Start of Information shown

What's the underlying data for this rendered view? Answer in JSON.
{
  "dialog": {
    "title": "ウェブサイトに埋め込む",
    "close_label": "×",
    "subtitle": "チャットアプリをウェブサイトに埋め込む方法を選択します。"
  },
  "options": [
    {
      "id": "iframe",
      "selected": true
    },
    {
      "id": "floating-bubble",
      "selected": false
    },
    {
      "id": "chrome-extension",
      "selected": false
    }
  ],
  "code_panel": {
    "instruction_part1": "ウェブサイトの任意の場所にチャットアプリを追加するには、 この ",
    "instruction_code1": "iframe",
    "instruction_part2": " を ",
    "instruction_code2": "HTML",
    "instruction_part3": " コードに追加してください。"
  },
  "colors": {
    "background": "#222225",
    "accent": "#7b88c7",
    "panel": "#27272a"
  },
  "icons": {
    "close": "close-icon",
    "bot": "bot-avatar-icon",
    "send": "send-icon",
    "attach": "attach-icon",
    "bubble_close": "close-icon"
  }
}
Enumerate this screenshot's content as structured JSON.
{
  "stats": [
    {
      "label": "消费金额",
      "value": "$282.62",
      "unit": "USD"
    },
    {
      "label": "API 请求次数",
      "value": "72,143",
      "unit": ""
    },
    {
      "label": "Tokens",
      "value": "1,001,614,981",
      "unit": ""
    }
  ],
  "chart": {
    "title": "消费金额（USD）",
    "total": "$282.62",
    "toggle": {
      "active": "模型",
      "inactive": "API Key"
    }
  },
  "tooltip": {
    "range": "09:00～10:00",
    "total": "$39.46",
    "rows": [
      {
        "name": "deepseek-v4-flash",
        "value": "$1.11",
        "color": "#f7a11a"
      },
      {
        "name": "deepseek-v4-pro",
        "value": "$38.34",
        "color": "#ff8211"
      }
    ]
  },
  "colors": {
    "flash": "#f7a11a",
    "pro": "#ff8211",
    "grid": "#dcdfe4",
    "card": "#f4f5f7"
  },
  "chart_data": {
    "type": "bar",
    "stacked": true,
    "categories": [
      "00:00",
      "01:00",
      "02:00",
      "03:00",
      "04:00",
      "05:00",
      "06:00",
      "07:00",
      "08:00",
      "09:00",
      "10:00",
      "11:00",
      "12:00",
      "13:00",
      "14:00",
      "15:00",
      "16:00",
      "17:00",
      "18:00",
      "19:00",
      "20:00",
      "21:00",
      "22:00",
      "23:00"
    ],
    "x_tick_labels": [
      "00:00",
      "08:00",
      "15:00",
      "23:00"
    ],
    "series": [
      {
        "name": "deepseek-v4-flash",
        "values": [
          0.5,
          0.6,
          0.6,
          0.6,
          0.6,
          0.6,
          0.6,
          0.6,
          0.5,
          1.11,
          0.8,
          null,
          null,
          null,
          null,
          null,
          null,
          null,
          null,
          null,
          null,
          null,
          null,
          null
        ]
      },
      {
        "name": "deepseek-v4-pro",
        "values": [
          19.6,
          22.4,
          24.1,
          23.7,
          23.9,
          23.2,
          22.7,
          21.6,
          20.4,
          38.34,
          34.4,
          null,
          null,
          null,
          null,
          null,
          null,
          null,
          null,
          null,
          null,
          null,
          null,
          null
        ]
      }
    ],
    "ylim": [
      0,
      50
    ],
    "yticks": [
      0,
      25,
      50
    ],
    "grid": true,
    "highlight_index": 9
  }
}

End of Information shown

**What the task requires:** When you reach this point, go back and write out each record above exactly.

**Result of this task:**
What's the underlying data for this rendered view? Answer in JSON.
{
  "dialog": {
    "title": "ウェブサイトに埋め込む",
    "close_label": "×",
    "subtitle": "チャットアプリをウェブサイトに埋め込む方法を選択します。"
  },
  "options": [
    {
      "id": "iframe",
      "selected": true
    },
    {
      "id": "floating-bubble",
      "selected": false
    },
    {
      "id": "chrome-extension",
      "selected": false
    }
  ],
  "code_panel": {
    "instruction_part1": "ウェブサイトの任意の場所にチャットアプリを追加するには、 この ",
    "instruction_code1": "iframe",
    "instruction_part2": " を ",
    "instruction_code2": "HTML",
    "instruction_part3": " コードに追加してください。"
  },
  "colors": {
    "background": "#222225",
    "accent": "#7b88c7",
    "panel": "#27272a"
  },
  "icons": {
    "close": "close-icon",
    "bot": "bot-avatar-icon",
    "send": "send-icon",
    "attach": "attach-icon",
    "bubble_close": "close-icon"
  }
}
Enumerate this screenshot's content as structured JSON.
{
  "stats": [
    {
      "label": "消费金额",
      "value": "$282.62",
      "unit": "USD"
    },
    {
      "label": "API 请求次数",
      "value": "72,143",
      "unit": ""
    },
    {
      "label": "Tokens",
      "value": "1,001,614,981",
      "unit": ""
    }
  ],
  "chart": {
    "title": "消费金额（USD）",
    "total": "$282.62",
    "toggle": {
      "active": "模型",
      "inactive": "API Key"
    }
  },
  "tooltip": {
    "range": "09:00～10:00",
    "total": "$39.46",
    "rows": [
      {
        "name": "deepseek-v4-flash",
        "value": "$1.11",
        "color": "#f7a11a"
      },
      {
        "name": "deepseek-v4-pro",
        "value": "$38.34",
        "color": "#ff8211"
      }
    ]
  },
  "colors": {
    "flash": "#f7a11a",
    "pro": "#ff8211",
    "grid": "#dcdfe4",
    "card": "#f4f5f7"
  },
  "chart_data": {
    "type": "bar",
    "stacked": true,
    "categories": [
      "00:00",
      "01:00",
      "02:00",
      "03:00",
      "04:00",
      "05:00",
      "06:00",
      "07:00",
      "08:00",
      "09:00",
      "10:00",
      "11:00",
      "12:00",
      "13:00",
      "14:00",
      "15:00",
      "16:00",
      "17:00",
      "18:00",
      "19:00",
      "20:00",
      "21:00",
      "22:00",
      "23:00"
    ],
    "x_tick_labels": [
      "00:00",
      "08:00",
      "15:00",
      "23:00"
    ],
    "series": [
      {
        "name": "deepseek-v4-flash",
        "values": [
          0.5,
          0.6,
          0.6,
          0.6,
          0.6,
          0.6,
          0.6,
          0.6,
          0.5,
          1.11,
          0.8,
          null,
          null,
          null,
          null,
          null,
          null,
          null,
          null,
          null,
          null,
          null,
          null,
          null
        ]
      },
      {
        "name": "deepseek-v4-pro",
        "values": [
          19.6,
          22.4,
          24.1,
          23.7,
          23.9,
          23.2,
          22.7,
          21.6,
          20.4,
          38.34,
          34.4,
          null,
          null,
          null,
          null,
          null,
          null,
          null,
          null,
          null,
          null,
          null,
          null,
          null
        ]
      }
    ],
    "ylim": [
      0,
      50
    ],
    "yticks": [
      0,
      25,
      50
    ],
    "grid": true,
    "highlight_index": 9
  }
}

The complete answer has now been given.